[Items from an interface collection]
::::

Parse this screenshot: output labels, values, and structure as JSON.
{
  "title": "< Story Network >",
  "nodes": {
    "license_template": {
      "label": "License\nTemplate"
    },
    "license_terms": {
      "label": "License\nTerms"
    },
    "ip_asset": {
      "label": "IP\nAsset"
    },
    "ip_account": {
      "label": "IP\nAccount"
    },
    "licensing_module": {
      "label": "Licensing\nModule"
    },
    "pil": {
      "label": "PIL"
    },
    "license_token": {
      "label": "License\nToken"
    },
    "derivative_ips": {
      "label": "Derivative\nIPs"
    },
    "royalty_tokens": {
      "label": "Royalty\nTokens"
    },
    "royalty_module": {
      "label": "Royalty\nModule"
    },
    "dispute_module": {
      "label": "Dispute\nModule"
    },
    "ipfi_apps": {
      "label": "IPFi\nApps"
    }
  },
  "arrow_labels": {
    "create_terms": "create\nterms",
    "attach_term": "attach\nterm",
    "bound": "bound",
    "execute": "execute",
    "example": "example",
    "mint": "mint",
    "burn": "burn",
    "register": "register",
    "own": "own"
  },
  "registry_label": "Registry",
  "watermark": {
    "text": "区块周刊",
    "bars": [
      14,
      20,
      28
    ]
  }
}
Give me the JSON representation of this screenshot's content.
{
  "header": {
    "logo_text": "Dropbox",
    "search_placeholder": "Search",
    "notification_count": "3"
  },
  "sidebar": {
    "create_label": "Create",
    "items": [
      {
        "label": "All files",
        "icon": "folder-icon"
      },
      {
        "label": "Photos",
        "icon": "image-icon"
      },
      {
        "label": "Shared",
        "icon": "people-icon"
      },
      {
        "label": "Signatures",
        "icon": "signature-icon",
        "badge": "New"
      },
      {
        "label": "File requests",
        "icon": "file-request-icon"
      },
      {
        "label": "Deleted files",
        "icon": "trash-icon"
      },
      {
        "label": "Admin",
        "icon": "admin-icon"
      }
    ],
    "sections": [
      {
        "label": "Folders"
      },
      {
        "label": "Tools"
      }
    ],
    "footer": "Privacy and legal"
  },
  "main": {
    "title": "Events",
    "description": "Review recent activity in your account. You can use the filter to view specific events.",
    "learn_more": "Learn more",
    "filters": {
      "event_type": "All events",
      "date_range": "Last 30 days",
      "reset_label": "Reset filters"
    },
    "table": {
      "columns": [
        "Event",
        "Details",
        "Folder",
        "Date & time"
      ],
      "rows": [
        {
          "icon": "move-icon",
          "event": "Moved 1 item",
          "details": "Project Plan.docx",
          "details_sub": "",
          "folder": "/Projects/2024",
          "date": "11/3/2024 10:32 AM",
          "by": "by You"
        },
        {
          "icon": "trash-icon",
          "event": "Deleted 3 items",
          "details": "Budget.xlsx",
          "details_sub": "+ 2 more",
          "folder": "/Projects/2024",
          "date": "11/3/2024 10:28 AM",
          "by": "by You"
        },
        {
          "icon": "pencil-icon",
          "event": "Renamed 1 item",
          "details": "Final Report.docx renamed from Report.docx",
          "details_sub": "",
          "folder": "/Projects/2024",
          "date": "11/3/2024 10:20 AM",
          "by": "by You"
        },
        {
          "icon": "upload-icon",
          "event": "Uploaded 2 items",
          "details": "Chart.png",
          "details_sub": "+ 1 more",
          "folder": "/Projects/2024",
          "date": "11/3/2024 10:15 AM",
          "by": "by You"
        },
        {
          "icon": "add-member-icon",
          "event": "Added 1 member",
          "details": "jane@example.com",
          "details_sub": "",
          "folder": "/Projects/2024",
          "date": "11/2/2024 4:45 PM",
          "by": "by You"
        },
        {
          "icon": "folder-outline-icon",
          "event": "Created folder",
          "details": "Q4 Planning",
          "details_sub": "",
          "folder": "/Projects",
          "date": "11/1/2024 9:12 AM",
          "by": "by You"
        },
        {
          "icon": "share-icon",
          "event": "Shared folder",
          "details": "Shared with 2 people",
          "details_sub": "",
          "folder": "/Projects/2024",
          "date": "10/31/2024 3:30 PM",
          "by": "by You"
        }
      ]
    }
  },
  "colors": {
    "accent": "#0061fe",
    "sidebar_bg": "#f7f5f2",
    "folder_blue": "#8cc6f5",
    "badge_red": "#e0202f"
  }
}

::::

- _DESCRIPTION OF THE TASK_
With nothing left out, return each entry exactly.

- _ANSWER TO THIS EXERCISE_
Parse this screenshot: output labels, values, and structure as JSON.
{
  "title": "< Story Network >",
  "nodes": {
    "license_template": {
      "label": "License\nTemplate"
    },
    "license_terms": {
      "label": "License\nTerms"
    },
    "ip_asset": {
      "label": "IP\nAsset"
    },
    "ip_account": {
      "label": "IP\nAccount"
    },
    "licensing_module": {
      "label": "Licensing\nModule"
    },
    "pil": {
      "label": "PIL"
    },
    "license_token": {
      "label": "License\nToken"
    },
    "derivative_ips": {
      "label": "Derivative\nIPs"
    },
    "royalty_tokens": {
      "label": "Royalty\nTokens"
    },
    "royalty_module": {
      "label": "Royalty\nModule"
    },
    "dispute_module": {
      "label": "Dispute\nModule"
    },
    "ipfi_apps": {
      "label": "IPFi\nApps"
    }
  },
  "arrow_labels": {
    "create_terms": "create\nterms",
    "attach_term": "attach\nterm",
    "bound": "bound",
    "execute": "execute",
    "example": "example",
    "mint": "mint",
    "burn": "burn",
    "register": "register",
    "own": "own"
  },
  "registry_label": "Registry",
  "watermark": {
    "text": "区块周刊",
    "bars": [
      14,
      20,
      28
    ]
  }
}
Give me the JSON representation of this screenshot's content.
{
  "header": {
    "logo_text": "Dropbox",
    "search_placeholder": "Search",
    "notification_count": "3"
  },
  "sidebar": {
    "create_label": "Create",
    "items": [
      {
        "label": "All files",
        "icon": "folder-icon"
      },
      {
        "label": "Photos",
        "icon": "image-icon"
      },
      {
        "label": "Shared",
        "icon": "people-icon"
      },
      {
        "label": "Signatures",
        "icon": "signature-icon",
        "badge": "New"
      },
      {
        "label": "File requests",
        "icon": "file-request-icon"
      },
      {
        "label": "Deleted files",
        "icon": "trash-icon"
      },
      {
        "label": "Admin",
        "icon": "admin-icon"
      }
    ],
    "sections": [
      {
        "label": "Folders"
      },
      {
        "label": "Tools"
      }
    ],
    "footer": "Privacy and legal"
  },
  "main": {
    "title": "Events",
    "description": "Review recent activity in your account. You can use the filter to view specific events.",
    "learn_more": "Learn more",
    "filters": {
      "event_type": "All events",
      "date_range": "Last 30 days",
      "reset_label": "Reset filters"
    },
    "table": {
      "columns": [
        "Event",
        "Details",
        "Folder",
        "Date & time"
      ],
      "rows": [
        {
          "icon": "move-icon",
          "event": "Moved 1 item",
          "details": "Project Plan.docx",
          "details_sub": "",
          "folder": "/Projects/2024",
          "date": "11/3/2024 10:32 AM",
          "by": "by You"
        },
        {
          "icon": "trash-icon",
          "event": "Deleted 3 items",
          "details": "Budget.xlsx",
          "details_sub": "+ 2 more",
          "folder": "/Projects/2024",
          "date": "11/3/2024 10:28 AM",
          "by": "by You"
        },
        {
          "icon": "pencil-icon",
          "event": "Renamed 1 item",
          "details": "Final Report.docx renamed from Report.docx",
          "details_sub": "",
          "folder": "/Projects/2024",
          "date": "11/3/2024 10:20 AM",
          "by": "by You"
        },
        {
          "icon": "upload-icon",
          "event": "Uploaded 2 items",
          "details": "Chart.png",
          "details_sub": "+ 1 more",
          "folder": "/Projects/2024",
          "date": "11/3/2024 10:15 AM",
          "by": "by You"
        },
        {
          "icon": "add-member-icon",
          "event": "Added 1 member",
          "details": "jane@example.com",
          "details_sub": "",
          "folder": "/Projects/2024",
          "date": "11/2/2024 4:45 PM",
          "by": "by You"
        },
        {
          "icon": "folder-outline-icon",
          "event": "Created folder",
          "details": "Q4 Planning",
          "details_sub": "",
          "folder": "/Projects",
          "date": "11/1/2024 9:12 AM",
          "by": "by You"
        },
        {
          "icon": "share-icon",
          "event": "Shared folder",
          "details": "Shared with 2 people",
          "details_sub": "",
          "folder": "/Projects/2024",
          "date": "10/31/2024 3:30 PM",
          "by": "by You"
        }
      ]
    }
  },
  "colors": {
    "accent": "#0061fe",
    "sidebar_bg": "#f7f5f2",
    "folder_blue": "#8cc6f5",
    "badge_red": "#e0202f"
  }
}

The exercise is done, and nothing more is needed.